> _Task details_:
Retype the data that follows line by line, exactly, and leave its pictures out.

#### Recorded data ####

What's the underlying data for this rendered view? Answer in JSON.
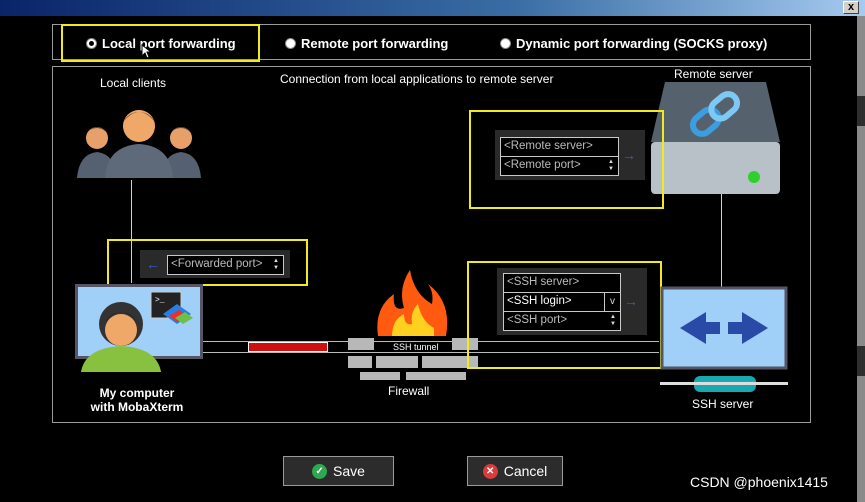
{
  "window": {
    "close_glyph": "x"
  },
  "modes": {
    "local": "Local port forwarding",
    "remote": "Remote port forwarding",
    "dynamic": "Dynamic port forwarding (SOCKS proxy)"
  },
  "diagram": {
    "description": "Connection from local applications to remote server",
    "local_clients": "Local clients",
    "remote_server": "Remote server",
    "my_computer_line1": "My computer",
    "my_computer_line2": "with MobaXterm",
    "firewall": "Firewall",
    "ssh_tunnel": "SSH tunnel",
    "ssh_server": "SSH server"
  },
  "fields": {
    "forwarded_port": "<Forwarded port>",
    "remote_server": "<Remote server>",
    "remote_port": "<Remote port>",
    "ssh_server": "<SSH server>",
    "ssh_login": "<SSH login>",
    "ssh_port": "<SSH port>",
    "dropdown_glyph": "v"
  },
  "buttons": {
    "save": "Save",
    "cancel": "Cancel"
  },
  "watermark": "CSDN @phoenix1415",
  "colors": {
    "highlight": "#f0ea1e",
    "accent_arrow": "#3a58d8",
    "tunnel_red": "#d01010",
    "save_green": "#2fa84f",
    "cancel_red": "#d93a3a"
  }
}
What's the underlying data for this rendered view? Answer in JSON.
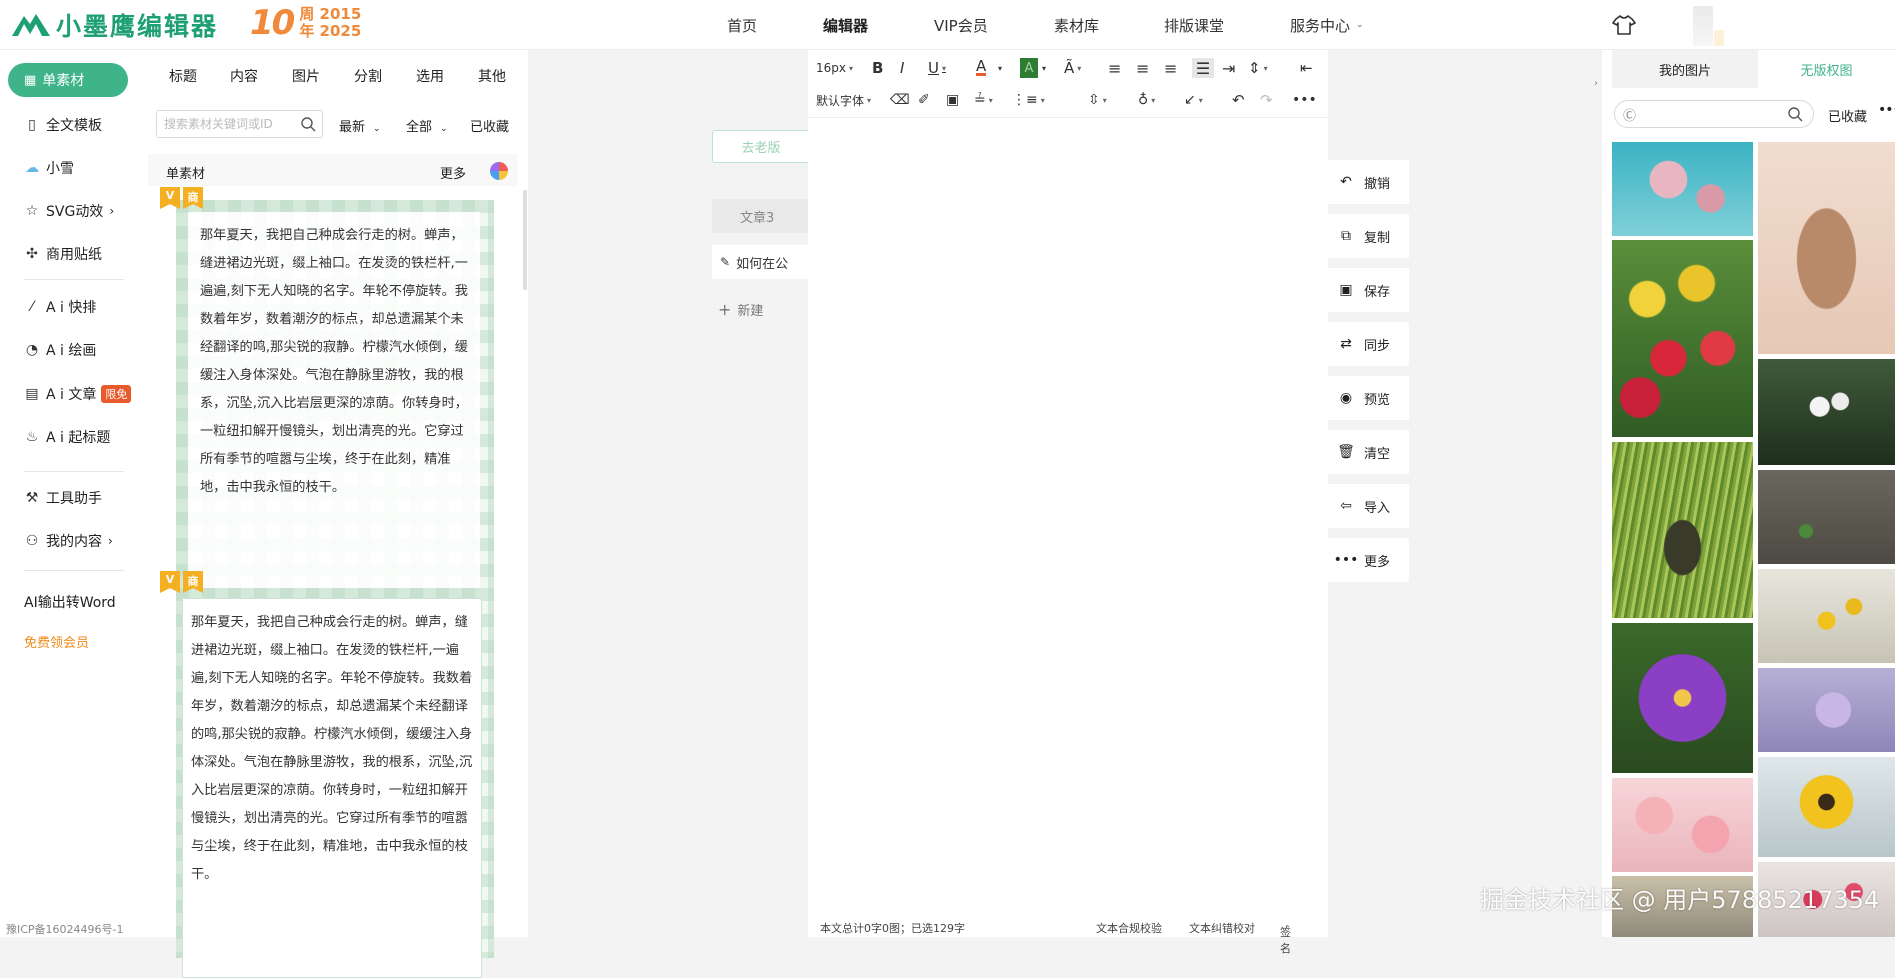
{
  "brand": {
    "name": "小墨鹰编辑器",
    "anniversary_number": "10",
    "anniversary_line1": "周 2015",
    "anniversary_line2": "年 2025"
  },
  "topnav": {
    "items": [
      "首页",
      "编辑器",
      "VIP会员",
      "素材库",
      "排版课堂",
      "服务中心"
    ],
    "active": "编辑器"
  },
  "leftnav": {
    "active": "单素材",
    "items": [
      "全文模板",
      "小雪",
      "SVG动效",
      "商用贴纸",
      "A i 快排",
      "A i 绘画",
      "A i 文章",
      "A i 起标题",
      "工具助手",
      "我的内容"
    ],
    "badge": "限免",
    "word_export": "AI输出转Word",
    "free_vip": "免费领会员",
    "icp": "豫ICP备16024496号-1"
  },
  "material": {
    "tabs": [
      "标题",
      "内容",
      "图片",
      "分割",
      "选用",
      "其他"
    ],
    "search_placeholder": "搜索素材关键词或ID",
    "filters": {
      "sort": "最新",
      "scope": "全部",
      "saved": "已收藏"
    },
    "section_title": "单素材",
    "section_more": "更多",
    "tag_v": "V",
    "tag_shang": "商",
    "card1_text": "那年夏天，我把自己种成会行走的树。蝉声，缝进裙边光斑，缀上袖口。在发烫的铁栏杆,一遍遍,刻下无人知晓的名字。年轮不停旋转。我数着年岁，数着潮汐的标点，却总遗漏某个未经翻译的鸣,那尖锐的寂静。柠檬汽水倾倒，缓缓注入身体深处。气泡在静脉里游牧，我的根系，沉坠,沉入比岩层更深的凉荫。你转身时，一粒纽扣解开慢镜头，划出清亮的光。它穿过所有季节的喧嚣与尘埃，终于在此刻，精准地，击中我永恒的枝干。",
    "card2_text": "那年夏天，我把自己种成会行走的树。蝉声，缝进裙边光斑，缀上袖口。在发烫的铁栏杆,一遍遍,刻下无人知晓的名字。年轮不停旋转。我数着年岁，数着潮汐的标点，却总遗漏某个未经翻译的鸣,那尖锐的寂静。柠檬汽水倾倒，缓缓注入身体深处。气泡在静脉里游牧，我的根系，沉坠,沉入比岩层更深的凉荫。你转身时，一粒纽扣解开慢镜头，划出清亮的光。它穿过所有季节的喧嚣与尘埃，终于在此刻，精准地，击中我永恒的枝干。"
  },
  "docs": {
    "old_version": "去老版",
    "tabs": [
      "文章3",
      "如何在公",
      "新建"
    ]
  },
  "toolbar": {
    "font_size": "16px",
    "font_family": "默认字体",
    "highlight_color": "#2e7d32",
    "font_color": "#e8592b"
  },
  "status": {
    "count": "本文总计0字0图；已选129字",
    "compliance": "文本合规校验",
    "typo": "文本纠错校对",
    "sign": "签名"
  },
  "actions": [
    "撤销",
    "复制",
    "保存",
    "同步",
    "预览",
    "清空",
    "导入",
    "更多"
  ],
  "images": {
    "tabs": [
      "我的图片",
      "无版权图"
    ],
    "search_placeholder": "Ⓒ",
    "saved": "已收藏",
    "more": "•••",
    "thumbnails": [
      "pink-blossom",
      "dried-flowers",
      "tulips",
      "snowdrops",
      "man-in-grass",
      "sprout",
      "purple-primrose",
      "yellow-flowers",
      "lilac",
      "pink-blossom-2",
      "sunflower",
      "cherry-branch",
      "stone"
    ]
  },
  "watermark": "掘金技术社区 @ 用户57885217354",
  "colors": {
    "accent": "#3fb389",
    "orange": "#f08a3a",
    "badge": "#e8592b"
  }
}
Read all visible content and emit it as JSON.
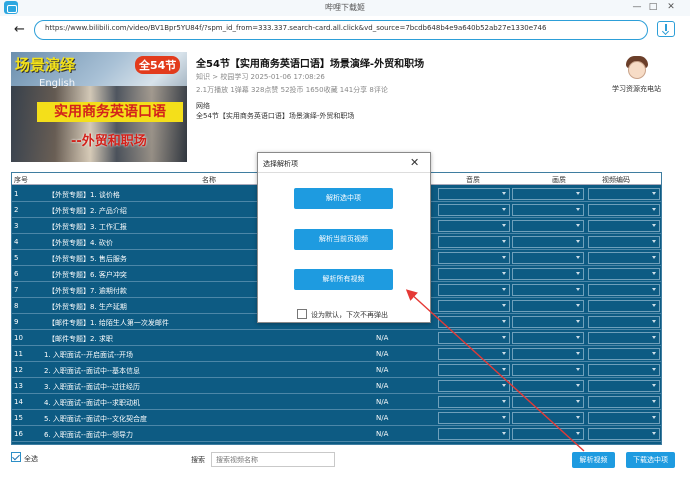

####

> _Answer section_:
What's the underlying data for this rendered view? Answer in JSON.
{
  "window": {
    "close_glyph": "x"
  },
  "modes": {
    "local": "Local port forwarding",
    "remote": "Remote port forwarding",
    "dynamic": "Dynamic port forwarding (SOCKS proxy)"
  },
  "diagram": {
    "description": "Connection from local applications to remote server",
    "local_clients": "Local clients",
    "remote_server": "Remote server",
    "my_computer_line1": "My computer",
    "my_computer_line2": "with MobaXterm",
    "firewall": "Firewall",
    "ssh_tunnel": "SSH tunnel",
    "ssh_server": "SSH server"
  },
  "fields": {
    "forwarded_port": "<Forwarded port>",
    "remote_server": "<Remote server>",
    "remote_port": "<Remote port>",
    "ssh_server": "<SSH server>",
    "ssh_login": "<SSH login>",
    "ssh_port": "<SSH port>",
    "dropdown_glyph": "v"
  },
  "buttons": {
    "save": "Save",
    "cancel": "Cancel"
  },
  "watermark": "CSDN @phoenix1415",
  "colors": {
    "highlight": "#f0ea1e",
    "accent_arrow": "#3a58d8",
    "tunnel_red": "#d01010",
    "save_green": "#2fa84f",
    "cancel_red": "#d93a3a"
  }
}
What's the underlying data for this rendered view? Answer in JSON.
{
  "brand": {
    "name": "小墨鹰编辑器",
    "anniversary_number": "10",
    "anniversary_line1": "周 2015",
    "anniversary_line2": "年 2025"
  },
  "topnav": {
    "items": [
      "首页",
      "编辑器",
      "VIP会员",
      "素材库",
      "排版课堂",
      "服务中心"
    ],
    "active": "编辑器"
  },
  "leftnav": {
    "active": "单素材",
    "items": [
      "全文模板",
      "小雪",
      "SVG动效",
      "商用贴纸",
      "A i 快排",
      "A i 绘画",
      "A i 文章",
      "A i 起标题",
      "工具助手",
      "我的内容"
    ],
    "badge": "限免",
    "word_export": "AI输出转Word",
    "free_vip": "免费领会员",
    "icp": "豫ICP备16024496号-1"
  },
  "material": {
    "tabs": [
      "标题",
      "内容",
      "图片",
      "分割",
      "选用",
      "其他"
    ],
    "search_placeholder": "搜索素材关键词或ID",
    "filters": {
      "sort": "最新",
      "scope": "全部",
      "saved": "已收藏"
    },
    "section_title": "单素材",
    "section_more": "更多",
    "tag_v": "V",
    "tag_shang": "商",
    "card1_text": "那年夏天，我把自己种成会行走的树。蝉声，缝进裙边光斑，缀上袖口。在发烫的铁栏杆,一遍遍,刻下无人知晓的名字。年轮不停旋转。我数着年岁，数着潮汐的标点，却总遗漏某个未经翻译的鸣,那尖锐的寂静。柠檬汽水倾倒，缓缓注入身体深处。气泡在静脉里游牧，我的根系，沉坠,沉入比岩层更深的凉荫。你转身时，一粒纽扣解开慢镜头，划出清亮的光。它穿过所有季节的喧嚣与尘埃，终于在此刻，精准地，击中我永恒的枝干。",
    "card2_text": "那年夏天，我把自己种成会行走的树。蝉声，缝进裙边光斑，缀上袖口。在发烫的铁栏杆,一遍遍,刻下无人知晓的名字。年轮不停旋转。我数着年岁，数着潮汐的标点，却总遗漏某个未经翻译的鸣,那尖锐的寂静。柠檬汽水倾倒，缓缓注入身体深处。气泡在静脉里游牧，我的根系，沉坠,沉入比岩层更深的凉荫。你转身时，一粒纽扣解开慢镜头，划出清亮的光。它穿过所有季节的喧嚣与尘埃，终于在此刻，精准地，击中我永恒的枝干。"
  },
  "docs": {
    "old_version": "去老版",
    "tabs": [
      "文章3",
      "如何在公",
      "新建"
    ]
  },
  "toolbar": {
    "font_size": "16px",
    "font_family": "默认字体",
    "highlight_color": "#2e7d32",
    "font_color": "#e8592b"
  },
  "status": {
    "count": "本文总计0字0图；已选129字",
    "compliance": "文本合规校验",
    "typo": "文本纠错校对",
    "sign": "签名"
  },
  "actions": [
    "撤销",
    "复制",
    "保存",
    "同步",
    "预览",
    "清空",
    "导入",
    "更多"
  ],
  "images": {
    "tabs": [
      "我的图片",
      "无版权图"
    ],
    "search_placeholder": "Ⓒ",
    "saved": "已收藏",
    "more": "•••",
    "thumbnails": [
      "pink-blossom",
      "dried-flowers",
      "tulips",
      "snowdrops",
      "man-in-grass",
      "sprout",
      "purple-primrose",
      "yellow-flowers",
      "lilac",
      "pink-blossom-2",
      "sunflower",
      "cherry-branch",
      "stone"
    ]
  },
  "watermark": "掘金技术社区 @ 用户57885217354",
  "colors": {
    "accent": "#3fb389",
    "orange": "#f08a3a",
    "badge": "#e8592b"
  }
}
Read all visible content and emit it as JSON.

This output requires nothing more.